Here are the first three paragraphs of the article just to give you an idea of what it is about.
Pope Benedict XVI is about to publish a radical new document on social and economic affairs, Caritas in veritate or Love in Truth, in which he is expected to challenge the financial and economic models that he believes are responsible for the financial crisis in the West. He will draw on the full history of the Church’s social teaching to emphasise again the abiding theme of the “common good”. By contrast, the Church of England, which does not even have the recession in a slot for debate at its General Synod in York next month, seems to have left it up to Stephen Green, the chairman of the HSBC bank, to set the moral lead for the nation.
His new book, Good Value: Reflections on Money, Morality and an Uncertain World, is a detailed analysis of the ethical and moral issues arising from the present economic crisis. It is not remotely didactic and it is mercifully free from the self-righteous pomposity that you might expect from a banker who is also an ordained clergyman.
Green is an NSM, a non-stipendiary minister or a “Not Short of Money”, as they have been described. As a result, he is able to mediate between the god of money, our society’s natural deity, and the biblical pretender to that role, the Christian God, from an elevated position — the 42nd floor of the HSBC building in Canada Square at Canary Wharf, East London.
I’m impressed he went to Mount Athos on retreat, but I’m not sure he is recommending anything unusual. It seems to be the usual talk about servant leadership.
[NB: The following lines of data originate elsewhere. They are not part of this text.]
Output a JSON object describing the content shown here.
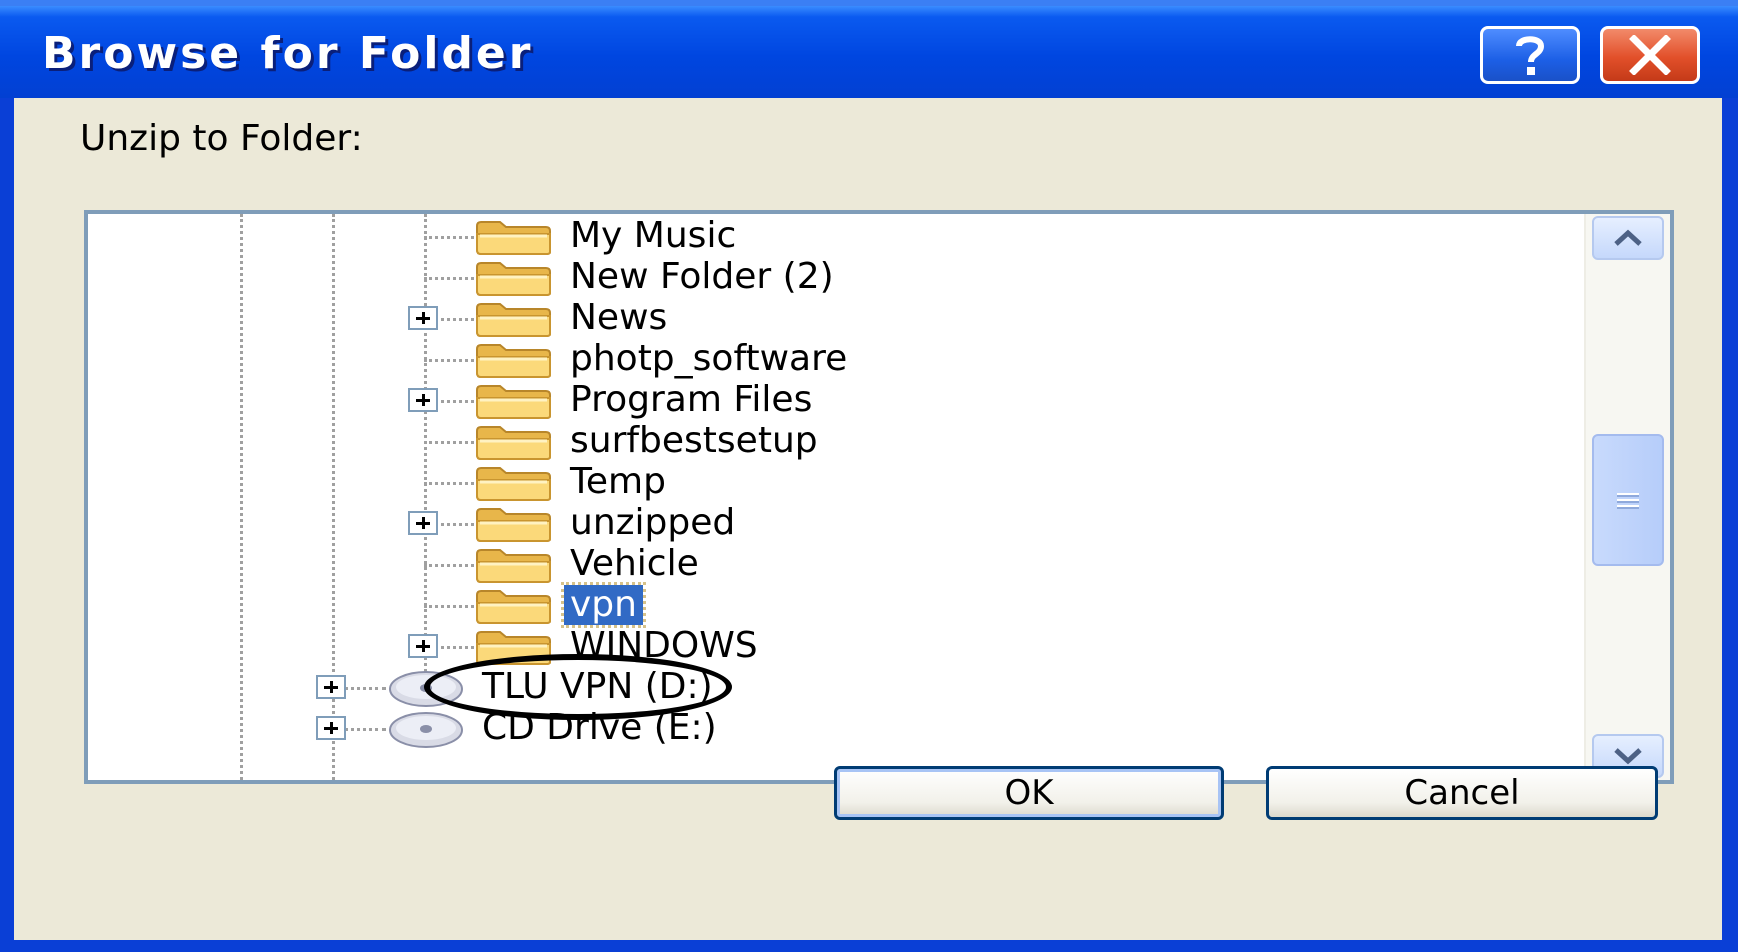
{
  "window": {
    "title": "Browse for Folder",
    "help_icon": "question-mark-icon",
    "close_icon": "close-x-icon"
  },
  "prompt_label": "Unzip to Folder:",
  "tree": {
    "items": [
      {
        "label": "My Music",
        "icon": "folder-icon",
        "expandable": false,
        "selected": false
      },
      {
        "label": "New Folder (2)",
        "icon": "folder-icon",
        "expandable": false,
        "selected": false
      },
      {
        "label": "News",
        "icon": "folder-icon",
        "expandable": true,
        "selected": false
      },
      {
        "label": "photp_software",
        "icon": "folder-icon",
        "expandable": false,
        "selected": false
      },
      {
        "label": "Program Files",
        "icon": "folder-icon",
        "expandable": true,
        "selected": false
      },
      {
        "label": "surfbestsetup",
        "icon": "folder-icon",
        "expandable": false,
        "selected": false
      },
      {
        "label": "Temp",
        "icon": "folder-icon",
        "expandable": false,
        "selected": false
      },
      {
        "label": "unzipped",
        "icon": "folder-icon",
        "expandable": true,
        "selected": false
      },
      {
        "label": "Vehicle",
        "icon": "folder-icon",
        "expandable": false,
        "selected": false
      },
      {
        "label": "vpn",
        "icon": "folder-icon",
        "expandable": false,
        "selected": true
      },
      {
        "label": "WINDOWS",
        "icon": "folder-icon",
        "expandable": true,
        "selected": false
      },
      {
        "label": "TLU VPN (D:)",
        "icon": "cd-drive-icon",
        "expandable": true,
        "selected": false
      },
      {
        "label": "CD Drive (E:)",
        "icon": "cd-drive-icon",
        "expandable": true,
        "selected": false
      }
    ]
  },
  "buttons": {
    "ok": "OK",
    "cancel": "Cancel"
  },
  "colors": {
    "title_bar": "#0046e0",
    "selection": "#316ac5",
    "dialog_face": "#ece9d8",
    "close_button": "#e2502a"
  }
}
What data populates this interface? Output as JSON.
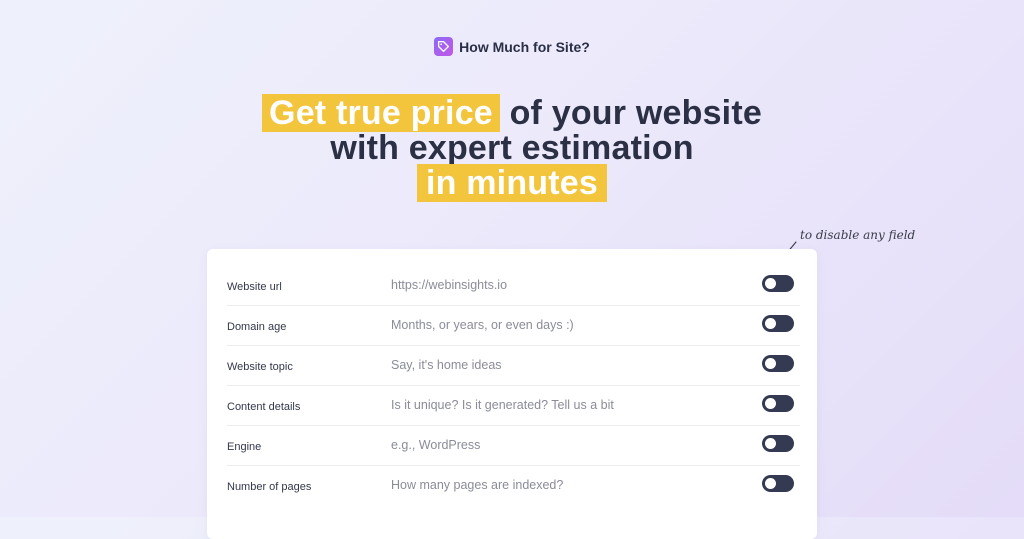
{
  "brand": {
    "name": "How Much for Site?",
    "icon": "tag-icon"
  },
  "hero": {
    "highlight1": "Get true price",
    "rest1": "of your website",
    "line2": "with expert estimation",
    "highlight2": "in minutes"
  },
  "hint": "to disable any field",
  "colors": {
    "highlight": "#f3c53d",
    "toggle": "#343a52",
    "brand_gradient": [
      "#8a6cf5",
      "#c456e6"
    ]
  },
  "fields": [
    {
      "label": "Website url",
      "placeholder": "https://webinsights.io",
      "enabled": false
    },
    {
      "label": "Domain age",
      "placeholder": "Months, or years, or even days :)",
      "enabled": false
    },
    {
      "label": "Website topic",
      "placeholder": "Say, it's home ideas",
      "enabled": false
    },
    {
      "label": "Content details",
      "placeholder": "Is it unique? Is it generated? Tell us a bit",
      "enabled": false
    },
    {
      "label": "Engine",
      "placeholder": "e.g., WordPress",
      "enabled": false
    },
    {
      "label": "Number of pages",
      "placeholder": "How many pages are indexed?",
      "enabled": false
    }
  ]
}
However, perhaps he really is a standout because he is walking the talk. If so, we need more folks such as him.